On July 1, 2019, the California Department of Tax and Fee Administration (CDTFA) issued Special Notice L-681 that discusses the use tax relief that may be available for a “qualifying retailer” (a marketplace seller that meets certain requirements).
If a business is a qualifying retailer, then the CDTFA will not assess such retailer for periods prior to April 1, 2016 and relieve all penalties for sales made for periods from April 1, 2016 to March 31, 2019.
A business is a qualifying retailer if the business meets the following conditions:
- The business was “engaged in business” in California solely because it used a marketplace facilitator (as defined in section 6041) to facilitate sales for delivery in this state and the marketplace facilitator stored the business’ inventory in California;

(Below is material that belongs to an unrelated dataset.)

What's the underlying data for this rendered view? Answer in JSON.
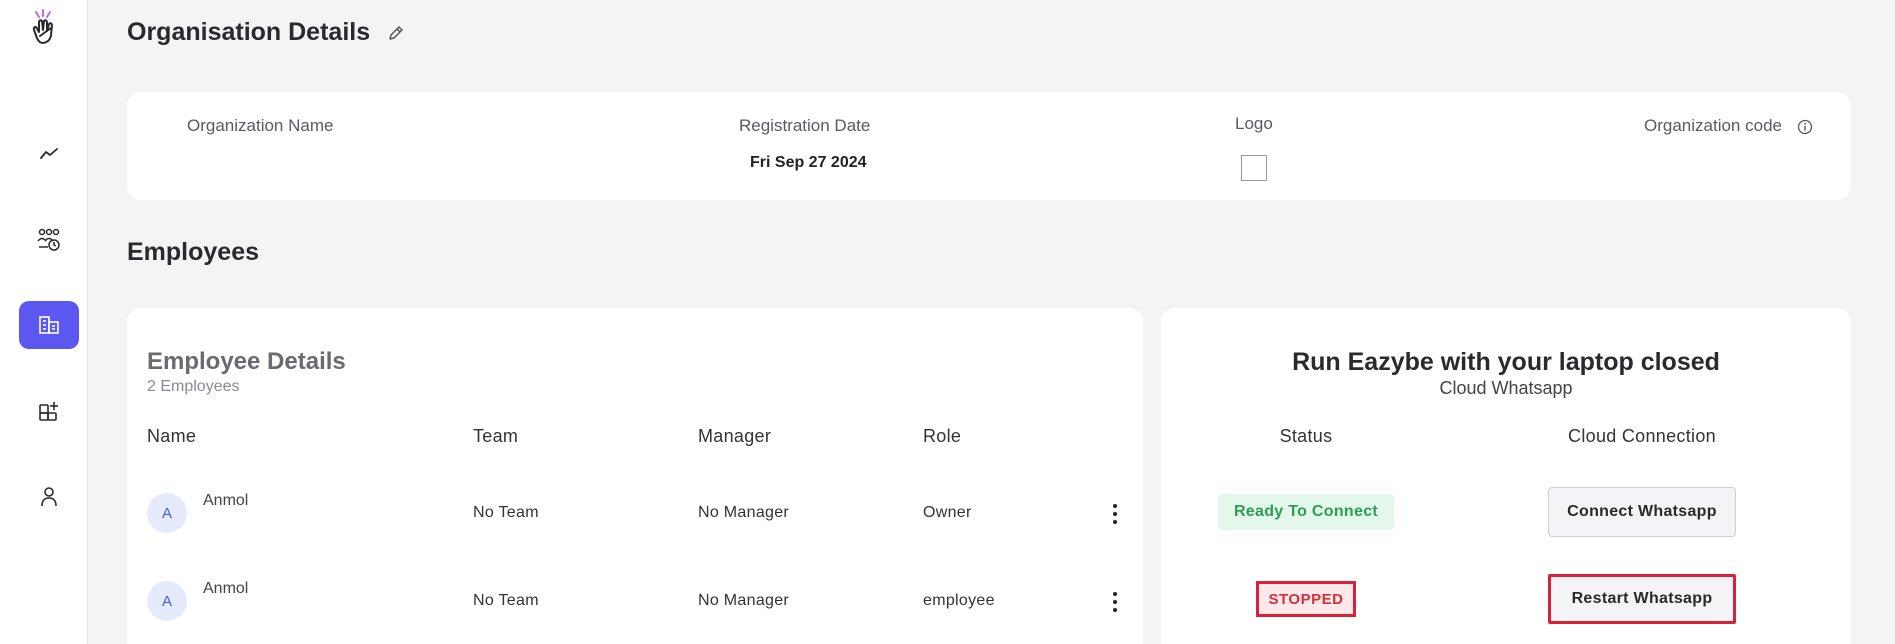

- The business was not registered with the CDTFA under the Sales and Use Tax Law prior to December 1, 2018;
- The business did not file sales and use tax returns, or make any sales or use tax payments prior to being contacted by the CDTFA;
- The business voluntarily registers with the CDTFA, and by September 25, 2019, files completed tax returns for all tax reporting periods for which a determination may be issued under section 6487.07 (that is, for periods on and after April 1, 2016), and either
- Pays the tax due in full, or
- Applies for a payment plan, but only if the final payment under the plan is paid no later than December 31, 2021 (qualifying installment payment agreement).
Businesses should strongly consider taking advantage of this use tax relief opportunity because the CDTFA is authorized to issue a notice of deficiency determination for a period of up to 8 years if a retailer has failed to file a return. The CDTFA can also impose various penalties, including a penalty for failure to make a return and pay taxes when that failure results in the CDTFA’s issuance of a deficiency determination.
Keep in mind that if you are allowing a marketplace facilitator to store your inventory throughout the United States, such activity can provide a physical presence in those states where the inventory is being stored. Businesses should analyze such activity to address whether nexus has been created for periods prior to Wayfair v. South Dakota. If nexus has been created, you may want to consider voluntary disclosures in those states.
If you are interested in learning more about California’s new use tax relief opportunity or any other state’s voluntary disclosure programs, please contact John Trippier or any other ZHF professional.